Below are the records. How many of their lines contain "this"? Give only the number.

[[ TASK INPUT open ]]

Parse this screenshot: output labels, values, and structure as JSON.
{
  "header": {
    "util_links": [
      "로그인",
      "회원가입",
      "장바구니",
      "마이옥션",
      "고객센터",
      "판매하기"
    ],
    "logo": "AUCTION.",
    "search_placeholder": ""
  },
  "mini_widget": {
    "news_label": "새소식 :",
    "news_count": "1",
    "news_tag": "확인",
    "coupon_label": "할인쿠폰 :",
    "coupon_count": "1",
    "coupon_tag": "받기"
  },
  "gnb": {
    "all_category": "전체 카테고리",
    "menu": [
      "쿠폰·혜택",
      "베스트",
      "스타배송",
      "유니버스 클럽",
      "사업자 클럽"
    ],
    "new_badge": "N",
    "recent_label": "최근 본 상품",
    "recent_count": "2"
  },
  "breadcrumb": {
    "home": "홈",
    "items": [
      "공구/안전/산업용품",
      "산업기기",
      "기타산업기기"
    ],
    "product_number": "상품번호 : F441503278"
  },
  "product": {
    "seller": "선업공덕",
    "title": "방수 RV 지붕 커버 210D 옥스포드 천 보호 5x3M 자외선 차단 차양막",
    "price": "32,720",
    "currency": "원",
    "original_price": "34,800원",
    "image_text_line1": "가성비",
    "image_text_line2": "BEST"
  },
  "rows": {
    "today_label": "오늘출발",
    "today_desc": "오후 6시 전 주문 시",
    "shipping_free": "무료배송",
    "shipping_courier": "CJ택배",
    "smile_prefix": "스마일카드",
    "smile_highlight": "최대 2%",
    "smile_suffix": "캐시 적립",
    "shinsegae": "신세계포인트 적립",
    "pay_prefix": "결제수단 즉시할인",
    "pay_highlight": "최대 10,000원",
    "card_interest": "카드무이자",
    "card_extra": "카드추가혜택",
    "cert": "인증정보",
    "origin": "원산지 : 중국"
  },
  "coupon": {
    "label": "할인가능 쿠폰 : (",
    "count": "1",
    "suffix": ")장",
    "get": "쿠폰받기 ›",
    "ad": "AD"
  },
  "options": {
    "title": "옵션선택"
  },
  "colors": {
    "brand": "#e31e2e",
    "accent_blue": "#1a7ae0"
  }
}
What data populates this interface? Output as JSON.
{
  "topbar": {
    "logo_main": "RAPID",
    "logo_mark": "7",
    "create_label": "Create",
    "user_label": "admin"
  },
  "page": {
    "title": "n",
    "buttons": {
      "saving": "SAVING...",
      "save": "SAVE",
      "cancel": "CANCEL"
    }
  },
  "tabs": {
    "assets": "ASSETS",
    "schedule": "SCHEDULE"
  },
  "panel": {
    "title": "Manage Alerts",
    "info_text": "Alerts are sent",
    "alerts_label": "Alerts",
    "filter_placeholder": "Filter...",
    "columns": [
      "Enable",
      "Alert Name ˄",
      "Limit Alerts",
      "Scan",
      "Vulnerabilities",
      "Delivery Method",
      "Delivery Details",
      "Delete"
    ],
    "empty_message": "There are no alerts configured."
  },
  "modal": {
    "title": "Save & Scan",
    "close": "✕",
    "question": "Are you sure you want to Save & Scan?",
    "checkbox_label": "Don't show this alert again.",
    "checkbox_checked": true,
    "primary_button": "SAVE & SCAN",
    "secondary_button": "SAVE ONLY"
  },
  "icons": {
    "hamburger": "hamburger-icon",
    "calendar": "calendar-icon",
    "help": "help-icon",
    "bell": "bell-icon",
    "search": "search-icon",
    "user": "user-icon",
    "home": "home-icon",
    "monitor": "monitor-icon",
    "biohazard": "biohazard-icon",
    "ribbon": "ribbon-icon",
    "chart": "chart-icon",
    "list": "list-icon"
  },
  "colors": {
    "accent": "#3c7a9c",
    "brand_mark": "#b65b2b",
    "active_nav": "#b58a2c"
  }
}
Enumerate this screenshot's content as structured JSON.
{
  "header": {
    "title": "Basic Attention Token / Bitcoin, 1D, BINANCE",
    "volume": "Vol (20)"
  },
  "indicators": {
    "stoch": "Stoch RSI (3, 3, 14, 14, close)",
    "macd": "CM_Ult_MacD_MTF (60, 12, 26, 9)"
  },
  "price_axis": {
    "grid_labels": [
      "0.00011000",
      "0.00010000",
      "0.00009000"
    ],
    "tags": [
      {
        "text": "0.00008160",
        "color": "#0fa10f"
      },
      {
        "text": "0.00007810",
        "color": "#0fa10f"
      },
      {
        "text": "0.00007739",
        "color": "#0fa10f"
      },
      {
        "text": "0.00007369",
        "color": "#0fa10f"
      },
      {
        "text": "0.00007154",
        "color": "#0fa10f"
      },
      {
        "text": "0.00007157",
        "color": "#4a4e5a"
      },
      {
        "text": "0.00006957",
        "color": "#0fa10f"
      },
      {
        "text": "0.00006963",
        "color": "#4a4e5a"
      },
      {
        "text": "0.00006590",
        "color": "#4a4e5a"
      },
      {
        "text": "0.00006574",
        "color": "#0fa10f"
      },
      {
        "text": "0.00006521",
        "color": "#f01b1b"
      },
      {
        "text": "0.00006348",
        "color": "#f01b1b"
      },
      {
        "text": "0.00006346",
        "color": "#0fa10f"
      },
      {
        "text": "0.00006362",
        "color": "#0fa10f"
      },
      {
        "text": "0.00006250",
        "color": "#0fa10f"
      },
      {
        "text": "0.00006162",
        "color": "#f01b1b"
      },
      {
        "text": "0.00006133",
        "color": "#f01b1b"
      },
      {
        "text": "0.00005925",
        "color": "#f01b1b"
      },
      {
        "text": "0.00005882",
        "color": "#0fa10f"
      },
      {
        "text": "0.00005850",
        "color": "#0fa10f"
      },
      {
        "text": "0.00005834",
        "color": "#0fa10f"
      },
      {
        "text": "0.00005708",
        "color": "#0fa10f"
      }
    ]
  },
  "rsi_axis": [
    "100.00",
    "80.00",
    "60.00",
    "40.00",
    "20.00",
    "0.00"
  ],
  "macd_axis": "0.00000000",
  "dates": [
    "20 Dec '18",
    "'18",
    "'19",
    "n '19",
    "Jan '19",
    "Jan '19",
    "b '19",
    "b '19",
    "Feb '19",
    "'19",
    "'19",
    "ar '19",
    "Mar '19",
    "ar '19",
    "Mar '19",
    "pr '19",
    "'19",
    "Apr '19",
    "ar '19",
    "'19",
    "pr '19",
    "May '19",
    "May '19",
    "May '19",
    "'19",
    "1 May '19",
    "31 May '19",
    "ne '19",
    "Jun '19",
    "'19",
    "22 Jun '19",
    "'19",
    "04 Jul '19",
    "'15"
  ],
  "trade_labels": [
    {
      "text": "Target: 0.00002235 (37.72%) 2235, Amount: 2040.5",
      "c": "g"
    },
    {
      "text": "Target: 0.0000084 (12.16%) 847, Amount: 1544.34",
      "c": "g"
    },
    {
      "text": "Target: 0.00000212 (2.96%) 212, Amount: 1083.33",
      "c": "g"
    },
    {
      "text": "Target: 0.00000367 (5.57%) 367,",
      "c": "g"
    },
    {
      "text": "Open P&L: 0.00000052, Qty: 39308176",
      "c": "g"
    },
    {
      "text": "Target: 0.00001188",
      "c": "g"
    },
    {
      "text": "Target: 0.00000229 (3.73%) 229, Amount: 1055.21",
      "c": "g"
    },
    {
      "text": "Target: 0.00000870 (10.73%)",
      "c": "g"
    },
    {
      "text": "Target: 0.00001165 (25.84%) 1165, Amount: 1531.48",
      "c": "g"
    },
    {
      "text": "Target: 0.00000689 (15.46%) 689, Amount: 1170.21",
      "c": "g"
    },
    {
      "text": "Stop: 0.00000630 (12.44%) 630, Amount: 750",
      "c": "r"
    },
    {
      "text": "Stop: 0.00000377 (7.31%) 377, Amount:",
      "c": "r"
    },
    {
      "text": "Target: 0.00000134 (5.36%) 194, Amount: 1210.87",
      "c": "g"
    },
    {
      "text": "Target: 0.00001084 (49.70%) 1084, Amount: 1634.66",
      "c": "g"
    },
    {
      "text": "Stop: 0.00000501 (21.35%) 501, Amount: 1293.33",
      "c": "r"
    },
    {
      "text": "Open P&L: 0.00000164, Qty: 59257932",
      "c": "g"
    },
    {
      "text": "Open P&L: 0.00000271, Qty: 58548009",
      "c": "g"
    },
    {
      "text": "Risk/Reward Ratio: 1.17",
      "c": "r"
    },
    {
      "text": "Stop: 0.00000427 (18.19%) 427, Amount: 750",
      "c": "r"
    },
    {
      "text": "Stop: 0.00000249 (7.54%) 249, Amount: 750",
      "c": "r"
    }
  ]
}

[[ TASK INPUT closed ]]

RESPONSE BOX
4